The man who led the investigation into the death of Pakistan cricket coach Bob Woolmer went to the Caribbean to try to tackle its gang violence problems.
Mr Shields investigated Jamaican 'Yardie' crime while at the Met
Jamaica's Deputy Police Commissioner is a former Scotland Yard detective chief superintendent. He was a senior officer in the specialist crime directorate.
He had already been in Jamaica with Operation Trident, investigating London's black-on-black gun crime.
A police officer for more than 30 years, Mark Shields was head of City of London Police's special branch from 1987 to 1990.
Later roles included a spell in Germany liaising on organised crime for British police and as a member of City of London's fraud squad.
After spending time with Essex Police, he became a detective superintendent in the Yard's serious and organised crime unit in 2001. There he managed investigation teams combating gun crime, drug trafficking and gang-related "contracts to kill" in London.
He was involved in the investigation into the alleged Victoria Beckham kidnap plot.
But it was in 'Yardie' violence (involving Jamaican or black British drug gangs) where he gained most expertise.
In May 2002 he helped investigate a shooting in the rural district of Kraal in Jamaica, and later assisted an inquiry into the alleged abduction of two men.

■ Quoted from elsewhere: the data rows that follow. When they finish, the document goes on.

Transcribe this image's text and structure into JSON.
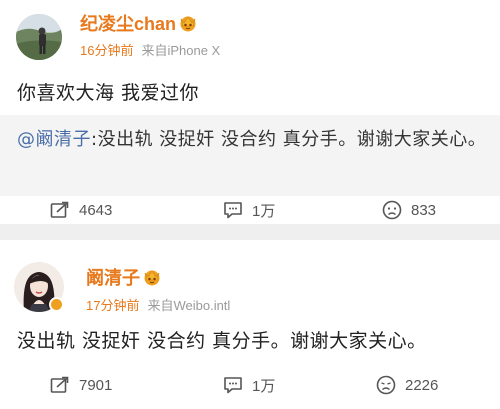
{
  "posts": [
    {
      "username": "纪凌尘chan",
      "time": "16分钟前",
      "source": "来自iPhone X",
      "text": "你喜欢大海 我爱过你",
      "repost": {
        "mention": "@阚清子",
        "text": ":没出轨 没捉奸 没合约 真分手。谢谢大家关心。"
      },
      "actions": {
        "repost": "4643",
        "comment": "1万",
        "like": "833"
      }
    },
    {
      "username": "阚清子",
      "time": "17分钟前",
      "source": "来自Weibo.intl",
      "text": "没出轨 没捉奸 没合约 真分手。谢谢大家关心。",
      "actions": {
        "repost": "7901",
        "comment": "1万",
        "like": "2226"
      }
    }
  ],
  "colors": {
    "username": "#e8791c",
    "mention": "#4a6ea8",
    "meta": "#9a9a9a",
    "verified_badge": "#f0a020"
  }
}
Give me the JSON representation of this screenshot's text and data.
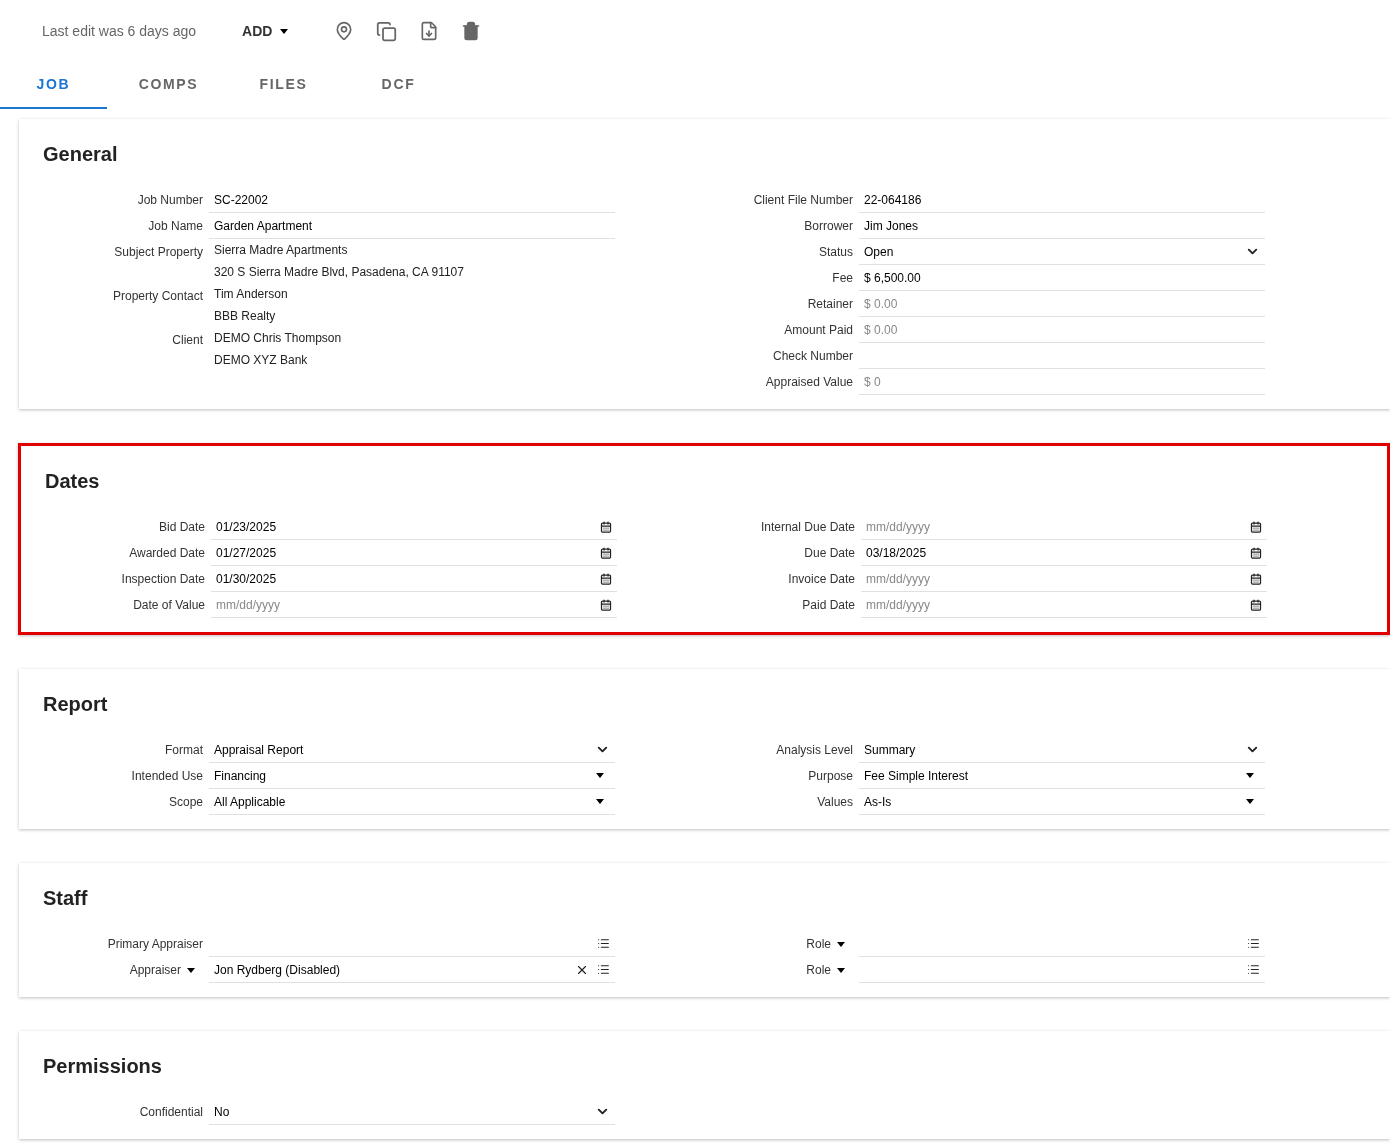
{
  "toolbar": {
    "last_edit": "Last edit was 6 days ago",
    "add_button": "ADD"
  },
  "tabs": [
    {
      "label": "JOB",
      "selected": true
    },
    {
      "label": "COMPS",
      "selected": false
    },
    {
      "label": "FILES",
      "selected": false
    },
    {
      "label": "DCF",
      "selected": false
    }
  ],
  "sections": [
    {
      "title": "General",
      "highlighted": false,
      "left": [
        {
          "label": "Job Number",
          "kind": "text",
          "value": "SC-22002"
        },
        {
          "label": "Job Name",
          "kind": "text",
          "value": "Garden Apartment"
        },
        {
          "label": "Subject Property",
          "kind": "plain",
          "lines": [
            "Sierra Madre Apartments",
            "320 S Sierra Madre Blvd, Pasadena, CA 91107"
          ]
        },
        {
          "label": "Property Contact",
          "kind": "plain",
          "lines": [
            "Tim Anderson",
            "BBB Realty"
          ]
        },
        {
          "label": "Client",
          "kind": "plain",
          "lines": [
            "DEMO Chris Thompson",
            "DEMO XYZ Bank"
          ]
        }
      ],
      "right": [
        {
          "label": "Client File Number",
          "kind": "text",
          "value": "22-064186"
        },
        {
          "label": "Borrower",
          "kind": "text",
          "value": "Jim Jones"
        },
        {
          "label": "Status",
          "kind": "select",
          "value": "Open"
        },
        {
          "label": "Fee",
          "kind": "text",
          "value": "$ 6,500.00"
        },
        {
          "label": "Retainer",
          "kind": "text",
          "placeholder": "$ 0.00"
        },
        {
          "label": "Amount Paid",
          "kind": "text",
          "placeholder": "$ 0.00"
        },
        {
          "label": "Check Number",
          "kind": "text"
        },
        {
          "label": "Appraised Value",
          "kind": "text",
          "placeholder": "$ 0"
        }
      ]
    },
    {
      "title": "Dates",
      "highlighted": true,
      "left": [
        {
          "label": "Bid Date",
          "kind": "date",
          "value": "01/23/2025"
        },
        {
          "label": "Awarded Date",
          "kind": "date",
          "value": "01/27/2025"
        },
        {
          "label": "Inspection Date",
          "kind": "date",
          "value": "01/30/2025"
        },
        {
          "label": "Date of Value",
          "kind": "date",
          "placeholder": "mm/dd/yyyy"
        }
      ],
      "right": [
        {
          "label": "Internal Due Date",
          "kind": "date",
          "placeholder": "mm/dd/yyyy"
        },
        {
          "label": "Due Date",
          "kind": "date",
          "value": "03/18/2025"
        },
        {
          "label": "Invoice Date",
          "kind": "date",
          "placeholder": "mm/dd/yyyy"
        },
        {
          "label": "Paid Date",
          "kind": "date",
          "placeholder": "mm/dd/yyyy"
        }
      ]
    },
    {
      "title": "Report",
      "highlighted": false,
      "left": [
        {
          "label": "Format",
          "kind": "select",
          "value": "Appraisal Report"
        },
        {
          "label": "Intended Use",
          "kind": "dropdown",
          "value": "Financing"
        },
        {
          "label": "Scope",
          "kind": "dropdown",
          "value": "All Applicable"
        }
      ],
      "right": [
        {
          "label": "Analysis Level",
          "kind": "select",
          "value": "Summary"
        },
        {
          "label": "Purpose",
          "kind": "dropdown",
          "value": "Fee Simple Interest"
        },
        {
          "label": "Values",
          "kind": "dropdown",
          "value": "As-Is"
        }
      ]
    },
    {
      "title": "Staff",
      "highlighted": false,
      "left": [
        {
          "label": "Primary Appraiser",
          "kind": "picker",
          "label_menu": false,
          "clearable": false
        },
        {
          "label": "Appraiser",
          "kind": "picker",
          "label_menu": true,
          "clearable": true,
          "value": "Jon Rydberg (Disabled)"
        }
      ],
      "right": [
        {
          "label": "Role",
          "kind": "picker",
          "label_menu": true,
          "clearable": false
        },
        {
          "label": "Role",
          "kind": "picker",
          "label_menu": true,
          "clearable": false
        }
      ]
    },
    {
      "title": "Permissions",
      "highlighted": false,
      "left": [
        {
          "label": "Confidential",
          "kind": "select",
          "value": "No"
        }
      ]
    }
  ]
}
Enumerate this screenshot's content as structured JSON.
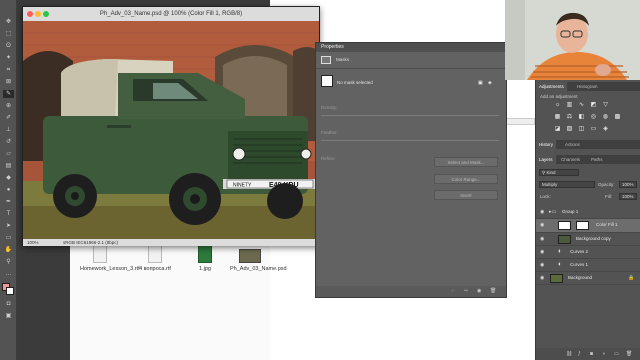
{
  "document": {
    "title": "Ph_Adv_03_Name.psd @ 100% (Color Fill 1, RGB/8)",
    "zoom": "100%",
    "profile": "sRGB IEC61966-2.1 (8bpc)",
    "plate_left": "NINETY",
    "plate_right": "E40 KDU"
  },
  "finder": {
    "files": [
      {
        "name": "Homework_Lesson_3.rtf",
        "kind": "rtf"
      },
      {
        "name": "4 вопроса.rtf",
        "kind": "rtf"
      },
      {
        "name": "1.jpg",
        "kind": "jpg"
      },
      {
        "name": "Ph_Adv_03_Name.psd",
        "kind": "psd"
      }
    ]
  },
  "properties": {
    "title": "Properties",
    "section": "Masks",
    "status": "No mask selected",
    "density_label": "Density:",
    "feather_label": "Feather:",
    "refine_label": "Refine:",
    "select_mask_btn": "Select and Mask...",
    "color_range_btn": "Color Range...",
    "invert_btn": "Invert"
  },
  "adjustments": {
    "tabs": [
      "Adjustments",
      "Histogram"
    ],
    "add_label": "Add an adjustment"
  },
  "history_tabs": [
    "History",
    "Actions"
  ],
  "layers_panel": {
    "tabs": [
      "Layers",
      "Channels",
      "Paths"
    ],
    "kind_filter": "Kind",
    "blend_mode": "Multiply",
    "opacity_label": "Opacity:",
    "opacity_value": "100%",
    "lock_label": "Lock:",
    "fill_label": "Fill:",
    "fill_value": "100%",
    "layers": [
      {
        "name": "Group 1",
        "type": "group"
      },
      {
        "name": "Color Fill 1",
        "type": "fill",
        "selected": true
      },
      {
        "name": "Background copy",
        "type": "image"
      },
      {
        "name": "Curves 2",
        "type": "adjustment"
      },
      {
        "name": "Curves 1",
        "type": "adjustment"
      },
      {
        "name": "Background",
        "type": "image"
      }
    ]
  },
  "colors": {
    "ps_panel": "#535353",
    "ps_dark": "#3a3a3a",
    "selected_layer": "#6d6d6d",
    "traffic_red": "#fc5f57",
    "traffic_yellow": "#fdbc2e",
    "traffic_green": "#29c840",
    "truck_green": "#3d5a3b",
    "shirt_orange": "#e8843a"
  },
  "icons": [
    "move-icon",
    "marquee-icon",
    "lasso-icon",
    "crop-icon",
    "eyedropper-icon",
    "brush-icon",
    "eraser-icon",
    "gradient-icon",
    "pen-icon",
    "type-icon",
    "hand-icon",
    "zoom-icon",
    "eye-icon",
    "folder-icon",
    "curves-icon",
    "fill-icon"
  ]
}
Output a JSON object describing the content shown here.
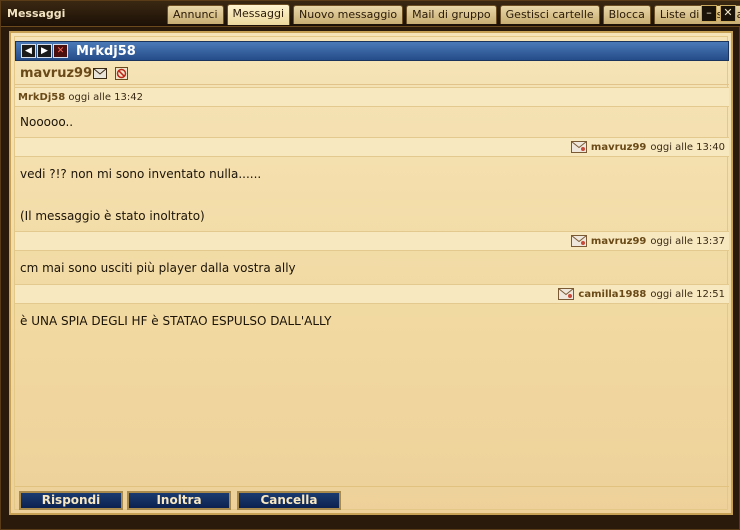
{
  "window": {
    "title": "Messaggi"
  },
  "tabs": [
    {
      "label": "Annunci"
    },
    {
      "label": "Messaggi",
      "active": true
    },
    {
      "label": "Nuovo messaggio"
    },
    {
      "label": "Mail di gruppo"
    },
    {
      "label": "Gestisci cartelle"
    },
    {
      "label": "Blocca"
    },
    {
      "label": "Liste di destinatari"
    }
  ],
  "controls": {
    "minimize": "–",
    "close": "✕"
  },
  "header": {
    "title": "Mrkdj58",
    "prev": "◀",
    "next": "▶",
    "delete": "✕"
  },
  "contact": {
    "name": "mavruz99"
  },
  "messages": [
    {
      "author": "MrkDj58",
      "time": "oggi alle 13:42",
      "lines": [
        "Nooooo.."
      ]
    },
    {
      "author": "mavruz99",
      "time": "oggi alle 13:40",
      "lines": [
        "vedi ?!? non mi sono inventato nulla......",
        "",
        "(Il messaggio è stato inoltrato)"
      ]
    },
    {
      "author": "mavruz99",
      "time": "oggi alle 13:37",
      "lines": [
        "cm mai sono usciti più player dalla vostra ally"
      ]
    },
    {
      "author": "camilla1988",
      "time": "oggi alle 12:51",
      "lines": [
        "è UNA SPIA DEGLI HF è STATAO ESPULSO DALL'ALLY"
      ]
    }
  ],
  "buttons": {
    "reply": "Rispondi",
    "forward": "Inoltra",
    "delete": "Cancella"
  },
  "colors": {
    "header_blue": "#2d5796",
    "parchment": "#f2dca6",
    "button_blue": "#13306a"
  }
}
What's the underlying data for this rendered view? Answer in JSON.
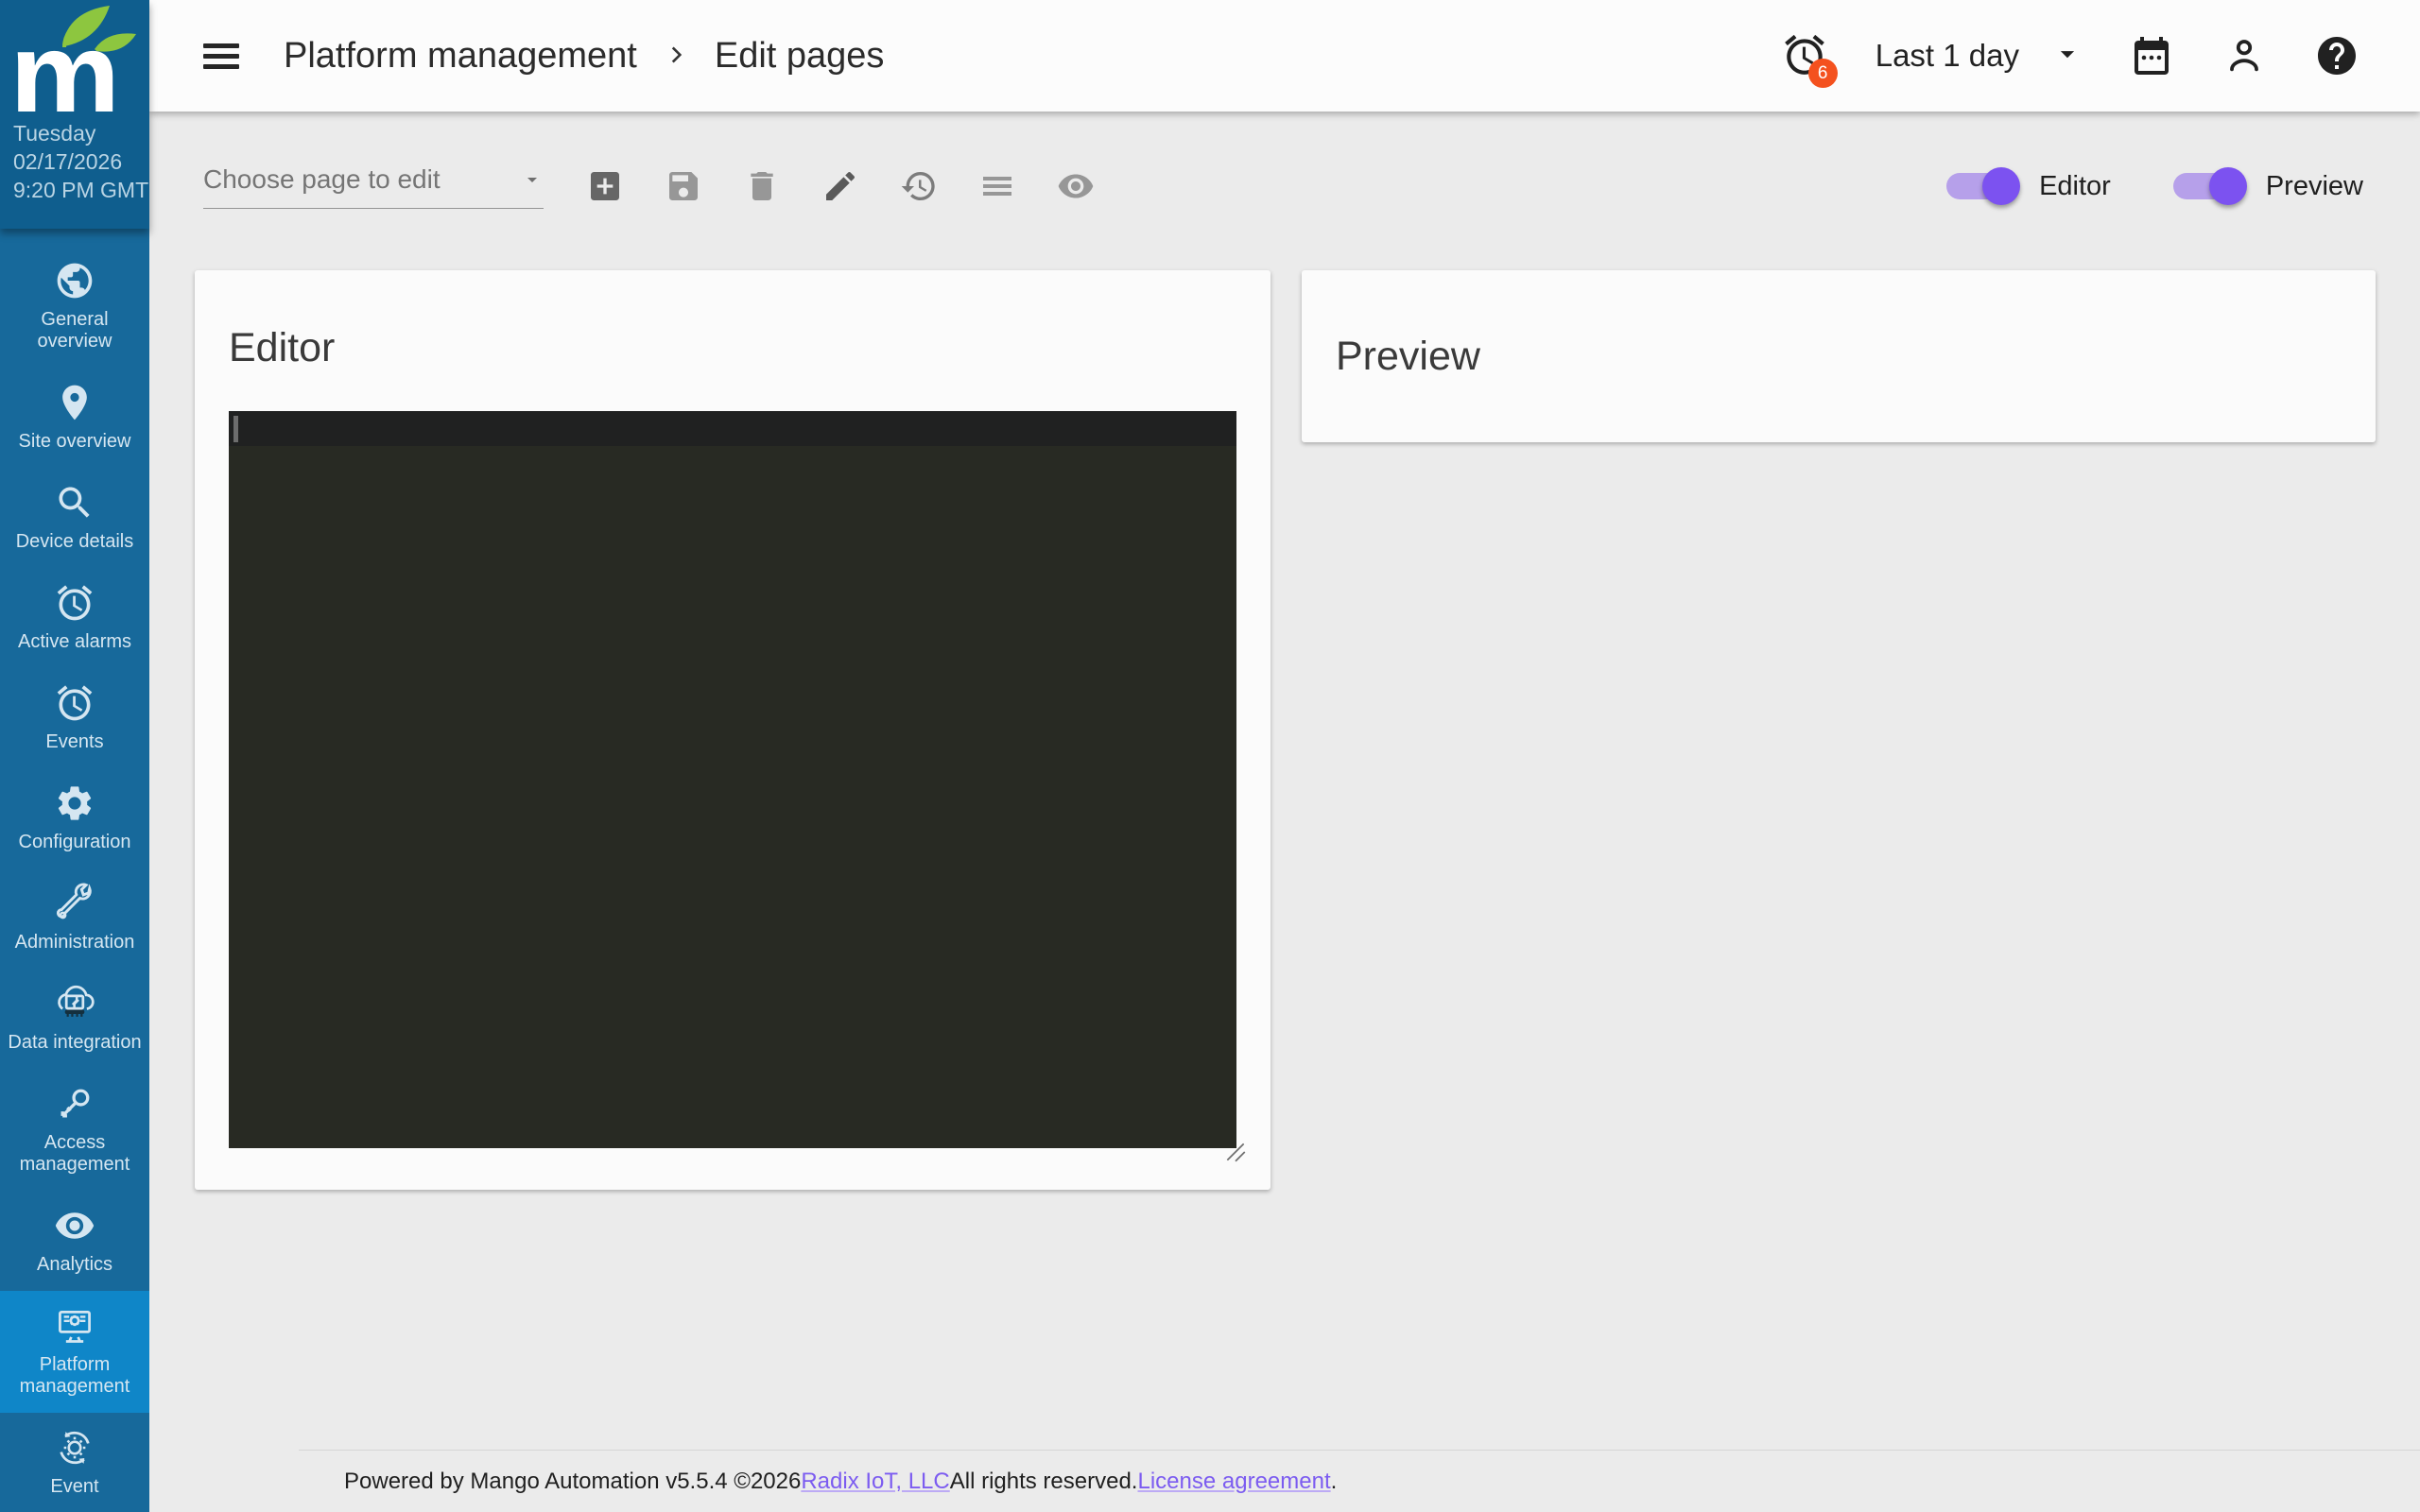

Mark Shields' earlier work in Jamaica did not go unnoticed
The work did not go unnoticed and it was decided to appoint Mr Shields as deputy commissioner in Jamaica as part of a long-term secondment from Scotland Yard.
British officers have been deployed to the Caribbean in the past as advisers. But Mr Shields has a formal position, with Jamaican officers under his command.
It was hoped he would be able to help stop the capital's Yardie problem at source, and provide a useful weapon in the fight against police corruption in Jamaica.